[Stored dataset items]

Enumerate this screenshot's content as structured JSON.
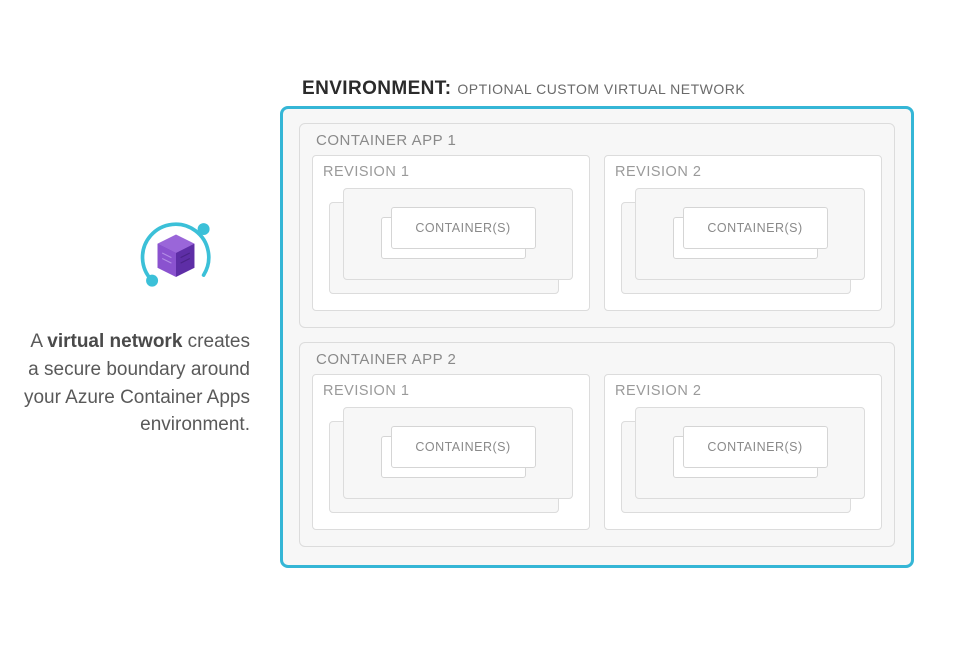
{
  "description": {
    "prefix": "A ",
    "bold": "virtual network",
    "suffix": " creates a secure boundary around your Azure Container Apps environment."
  },
  "environment": {
    "label": "ENVIRONMENT:",
    "subtitle": "OPTIONAL CUSTOM VIRTUAL NETWORK",
    "border_color": "#35b6d6",
    "apps": [
      {
        "title": "CONTAINER APP 1",
        "revisions": [
          {
            "title": "REVISION 1",
            "container_label": "CONTAINER(S)"
          },
          {
            "title": "REVISION 2",
            "container_label": "CONTAINER(S)"
          }
        ]
      },
      {
        "title": "CONTAINER APP 2",
        "revisions": [
          {
            "title": "REVISION 1",
            "container_label": "CONTAINER(S)"
          },
          {
            "title": "REVISION 2",
            "container_label": "CONTAINER(S)"
          }
        ]
      }
    ]
  },
  "icon": {
    "name": "virtual-network-icon",
    "accent": "#7b3fbf",
    "ring": "#3bc0d8"
  }
}
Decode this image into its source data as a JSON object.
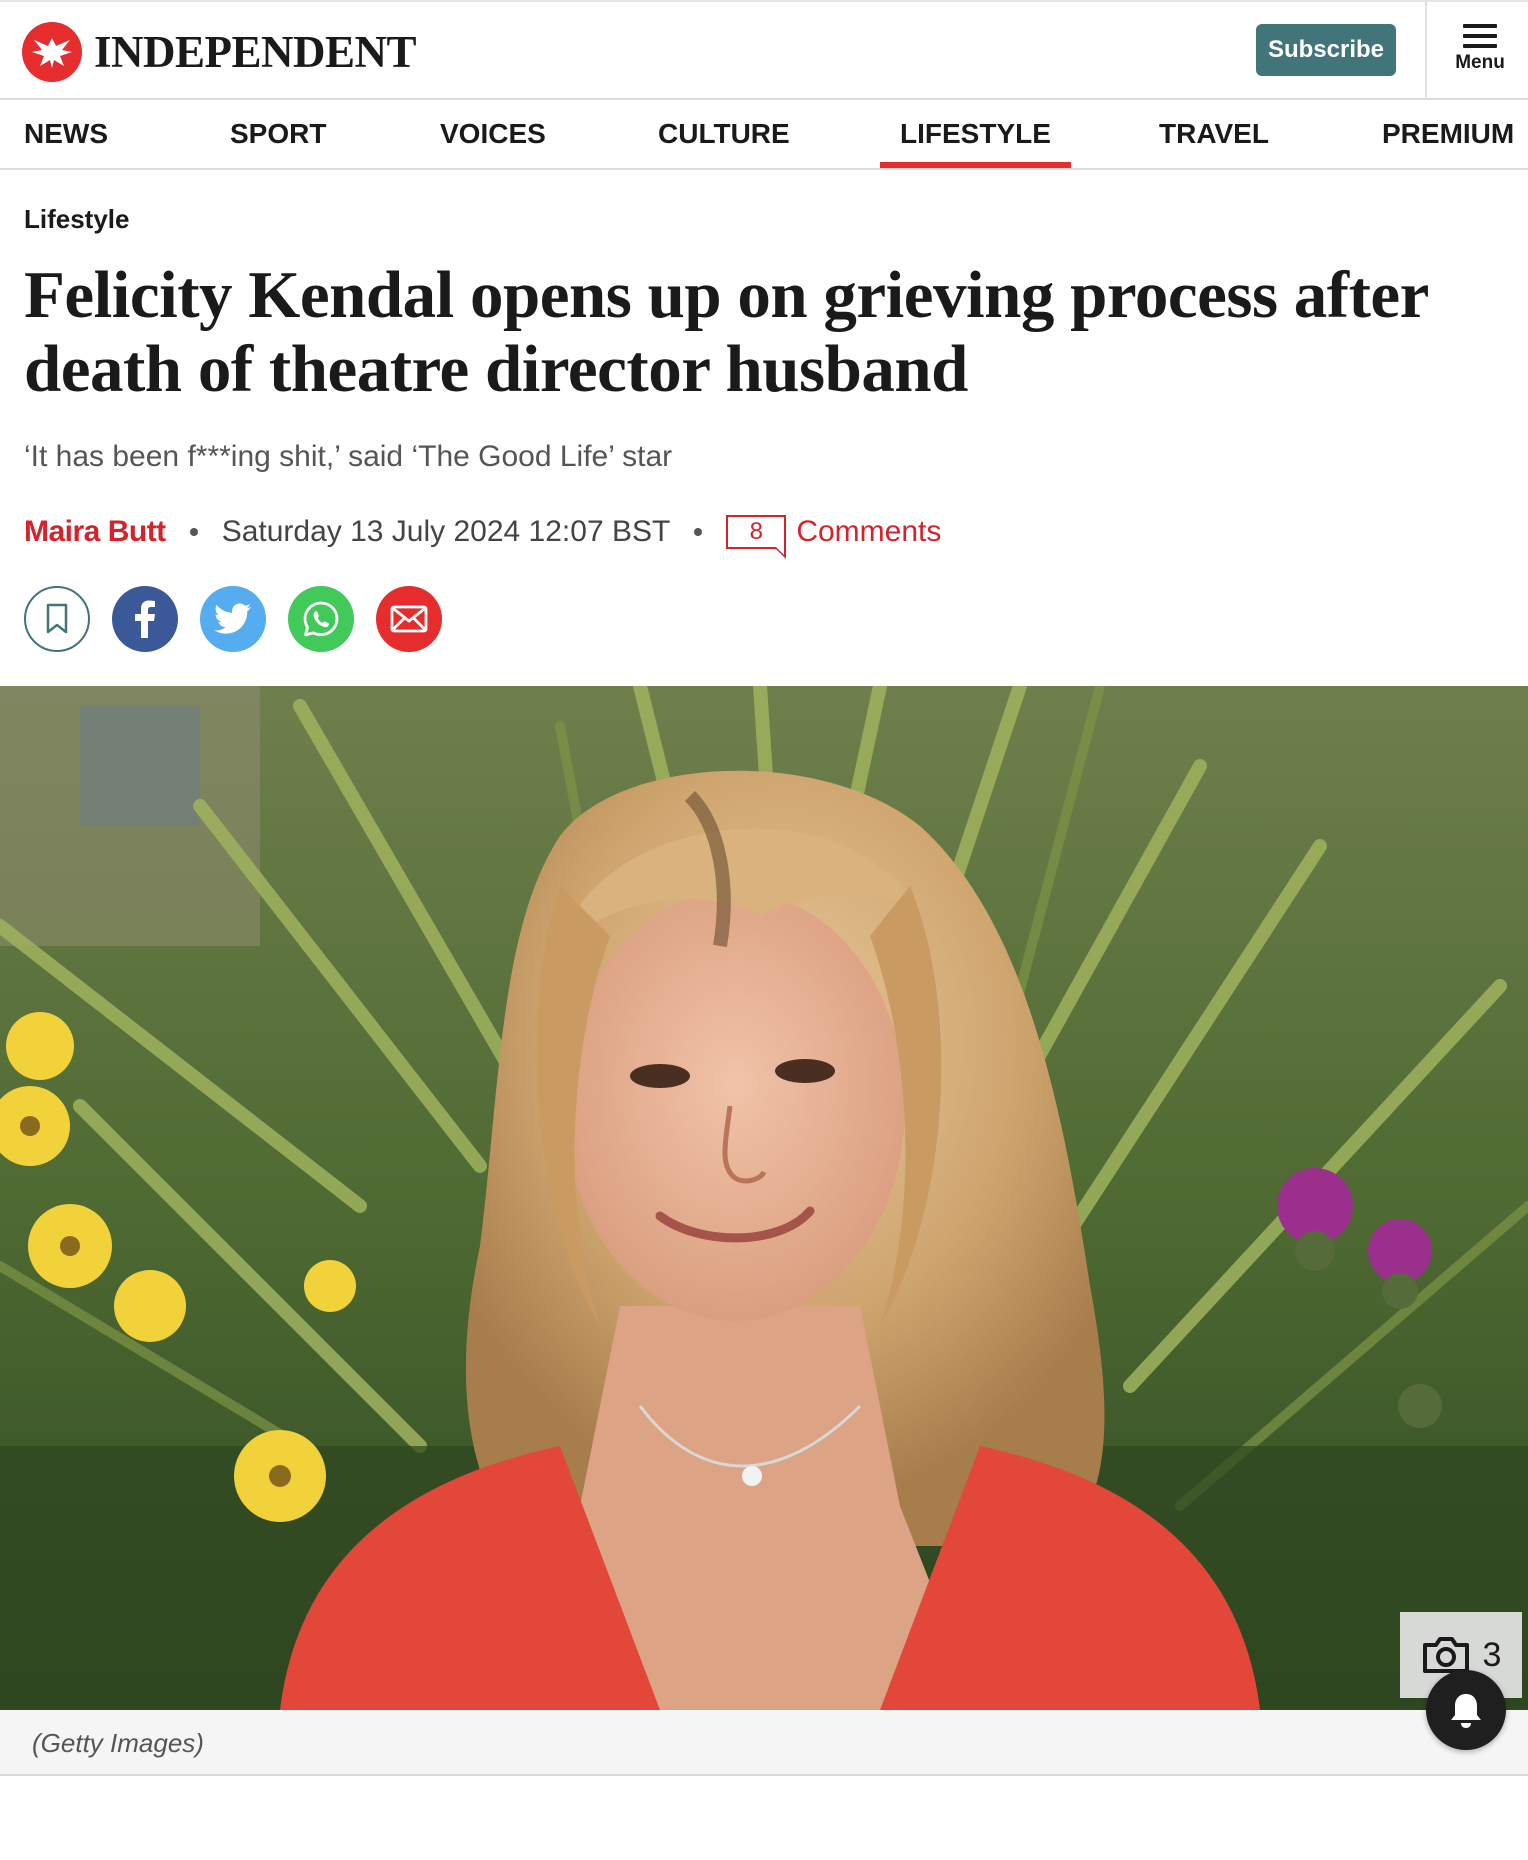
{
  "header": {
    "logo_text": "INDEPENDENT",
    "subscribe_label": "Subscribe",
    "menu_label": "Menu"
  },
  "nav": {
    "items": [
      {
        "label": "NEWS"
      },
      {
        "label": "SPORT"
      },
      {
        "label": "VOICES"
      },
      {
        "label": "CULTURE"
      },
      {
        "label": "LIFESTYLE",
        "active": true
      },
      {
        "label": "TRAVEL"
      },
      {
        "label": "PREMIUM"
      }
    ]
  },
  "article": {
    "section": "Lifestyle",
    "headline": "Felicity Kendal opens up on grieving process after death of theatre director husband",
    "standfirst": "‘It has been f***ing shit,’ said ‘The Good Life’ star",
    "author": "Maira Butt",
    "date": "Saturday 13 July 2024 12:07 BST",
    "comments_count": "8",
    "comments_label": "Comments",
    "share_icons": [
      "bookmark-icon",
      "facebook-icon",
      "twitter-icon",
      "whatsapp-icon",
      "email-icon"
    ]
  },
  "hero": {
    "caption": "(Getty Images)",
    "gallery_count": "3"
  },
  "colors": {
    "brand_red": "#e52d2d",
    "subscribe_teal": "#41757a",
    "facebook": "#3b5998",
    "twitter": "#55acee",
    "whatsapp": "#41c95a"
  }
}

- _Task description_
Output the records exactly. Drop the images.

- _Result_
Enumerate this screenshot's content as structured JSON.
{
  "description": {
    "prefix": "A ",
    "bold": "virtual network",
    "suffix": " creates a secure boundary around your Azure Container Apps environment."
  },
  "environment": {
    "label": "ENVIRONMENT:",
    "subtitle": "OPTIONAL CUSTOM VIRTUAL NETWORK",
    "border_color": "#35b6d6",
    "apps": [
      {
        "title": "CONTAINER APP 1",
        "revisions": [
          {
            "title": "REVISION 1",
            "container_label": "CONTAINER(S)"
          },
          {
            "title": "REVISION 2",
            "container_label": "CONTAINER(S)"
          }
        ]
      },
      {
        "title": "CONTAINER APP 2",
        "revisions": [
          {
            "title": "REVISION 1",
            "container_label": "CONTAINER(S)"
          },
          {
            "title": "REVISION 2",
            "container_label": "CONTAINER(S)"
          }
        ]
      }
    ]
  },
  "icon": {
    "name": "virtual-network-icon",
    "accent": "#7b3fbf",
    "ring": "#3bc0d8"
  }
}
Decode this image into its source data as a JSON object.
{
  "header": {
    "logo_text": "INDEPENDENT",
    "subscribe_label": "Subscribe",
    "menu_label": "Menu"
  },
  "nav": {
    "items": [
      {
        "label": "NEWS"
      },
      {
        "label": "SPORT"
      },
      {
        "label": "VOICES"
      },
      {
        "label": "CULTURE"
      },
      {
        "label": "LIFESTYLE",
        "active": true
      },
      {
        "label": "TRAVEL"
      },
      {
        "label": "PREMIUM"
      }
    ]
  },
  "article": {
    "section": "Lifestyle",
    "headline": "Felicity Kendal opens up on grieving process after death of theatre director husband",
    "standfirst": "‘It has been f***ing shit,’ said ‘The Good Life’ star",
    "author": "Maira Butt",
    "date": "Saturday 13 July 2024 12:07 BST",
    "comments_count": "8",
    "comments_label": "Comments",
    "share_icons": [
      "bookmark-icon",
      "facebook-icon",
      "twitter-icon",
      "whatsapp-icon",
      "email-icon"
    ]
  },
  "hero": {
    "caption": "(Getty Images)",
    "gallery_count": "3"
  },
  "colors": {
    "brand_red": "#e52d2d",
    "subscribe_teal": "#41757a",
    "facebook": "#3b5998",
    "twitter": "#55acee",
    "whatsapp": "#41c95a"
  }
}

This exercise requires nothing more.